190). And by doing this, however relaxed and happy she can seem,
she has come to fit the standards of what is expected of an obedient
and acceptable queen.
Strong, determined, submissive and daring at the same time,
Hermia and Hippolyta have taken a step forward to overcome and
oppose certain conventions of obedience of her times. Hermia is in
love with Lysander and she wants to marry him, though in the end, it
means that she will change one socially imposed form of oppression
for another. On the other hand, there is Hippolyta, a prisoner under
male dominance, who chooses a way of keeping her individuality in
front of Theseus and of being acknowledged by him, not only as a
winning prize but as his queen to be. Nevertheless, at the end of the
play Hippolyta has not only accepted marriage, but also agreed to live
her life with a man who has caused her harm in order to dominate
her. Perhaps the question to ask is: Was it all worth it if they are
trapped again under male dominance? For some of us, the answer
may be no. However, the question being: Did Hermia obtain what she
wanted? Or Did Hippolyta surrender herself, her individuality and her
status as queen? The answer might be different. What we should
perhaps keep in mind is that, these women were not at any time
willing or determined to change or revolutionize the world around
them. They were only pursuing their own happiness, even if it meant
returning to oppression in the form of marriage. In the end, both,
Hermia and Hippolyta, showed the most intelligent women, for they
did not just go straight into marriage, but into a happier and more
promising relationship which they have definitely in Hippolyta’s case
shaped or in Hermia’s chosen for themselves.

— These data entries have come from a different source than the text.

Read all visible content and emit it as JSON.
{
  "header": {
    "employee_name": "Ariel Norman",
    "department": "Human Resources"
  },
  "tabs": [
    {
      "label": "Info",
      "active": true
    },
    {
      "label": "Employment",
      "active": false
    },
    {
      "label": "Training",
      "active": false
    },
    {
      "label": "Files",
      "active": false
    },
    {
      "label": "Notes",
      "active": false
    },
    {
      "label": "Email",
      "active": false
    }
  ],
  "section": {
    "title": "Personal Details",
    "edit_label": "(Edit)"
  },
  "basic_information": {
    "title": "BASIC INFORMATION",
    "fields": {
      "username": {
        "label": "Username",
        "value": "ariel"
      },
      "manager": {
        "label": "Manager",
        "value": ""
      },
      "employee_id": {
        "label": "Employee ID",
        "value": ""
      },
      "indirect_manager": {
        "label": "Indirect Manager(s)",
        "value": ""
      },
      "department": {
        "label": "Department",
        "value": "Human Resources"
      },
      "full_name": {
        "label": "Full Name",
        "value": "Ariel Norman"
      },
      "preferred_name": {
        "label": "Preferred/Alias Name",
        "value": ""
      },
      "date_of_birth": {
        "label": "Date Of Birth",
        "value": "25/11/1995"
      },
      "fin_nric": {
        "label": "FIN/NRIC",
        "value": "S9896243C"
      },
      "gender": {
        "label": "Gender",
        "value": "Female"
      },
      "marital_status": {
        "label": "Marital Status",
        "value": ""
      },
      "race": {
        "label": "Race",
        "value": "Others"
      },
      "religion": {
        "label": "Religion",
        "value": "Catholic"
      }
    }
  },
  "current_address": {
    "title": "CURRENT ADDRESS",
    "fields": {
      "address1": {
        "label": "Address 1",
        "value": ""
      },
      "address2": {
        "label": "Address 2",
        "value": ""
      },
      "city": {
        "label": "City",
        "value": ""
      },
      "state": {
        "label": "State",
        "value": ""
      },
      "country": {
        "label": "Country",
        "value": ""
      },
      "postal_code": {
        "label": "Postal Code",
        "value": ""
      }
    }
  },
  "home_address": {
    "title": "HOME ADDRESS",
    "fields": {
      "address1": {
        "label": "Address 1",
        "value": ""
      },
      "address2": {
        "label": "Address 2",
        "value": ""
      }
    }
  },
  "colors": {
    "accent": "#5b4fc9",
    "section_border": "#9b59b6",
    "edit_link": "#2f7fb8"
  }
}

Jorgelina
Elizabeth Dulce

MUNº 2145
Bibliography

Shakespeare, William “A Midsummer Night’s Dream “

Webgraphy

http://www.uafortsmith.edu/Applause/FeminismInaPatriarchalSociety

http://www.scribd.com/doc/24636732/Elizabethan-Era-Feudalism-
Dramaturgy-As-You-Like-It

http://mural.uv.es/jadiazso/women

http://www.beyondintractability.org/

http://www.helium.com/

http://www.scribd.com/doc/15663404/love-and-Marriage-60-Together-like-a-
Horse-and-Carriage

Works cited

Choynowsky Briana, Elizabethan Women.

Del Campo Frederik Martin, Feminist interpretation of A Midsummer Night’s


Dream.

Deutsch Morton Forms of oppression; Maintaining oppression; Overcoming


oppression; The Nature and origins of oppression (2005).

Diaz Javier Soria, Women’s oppression in Elizabethan Times.

Koci Katherine, Feminism in a Patriarchal society.

Liu Ailen, Love and Marriage Go Together Like a Horse and Carriage.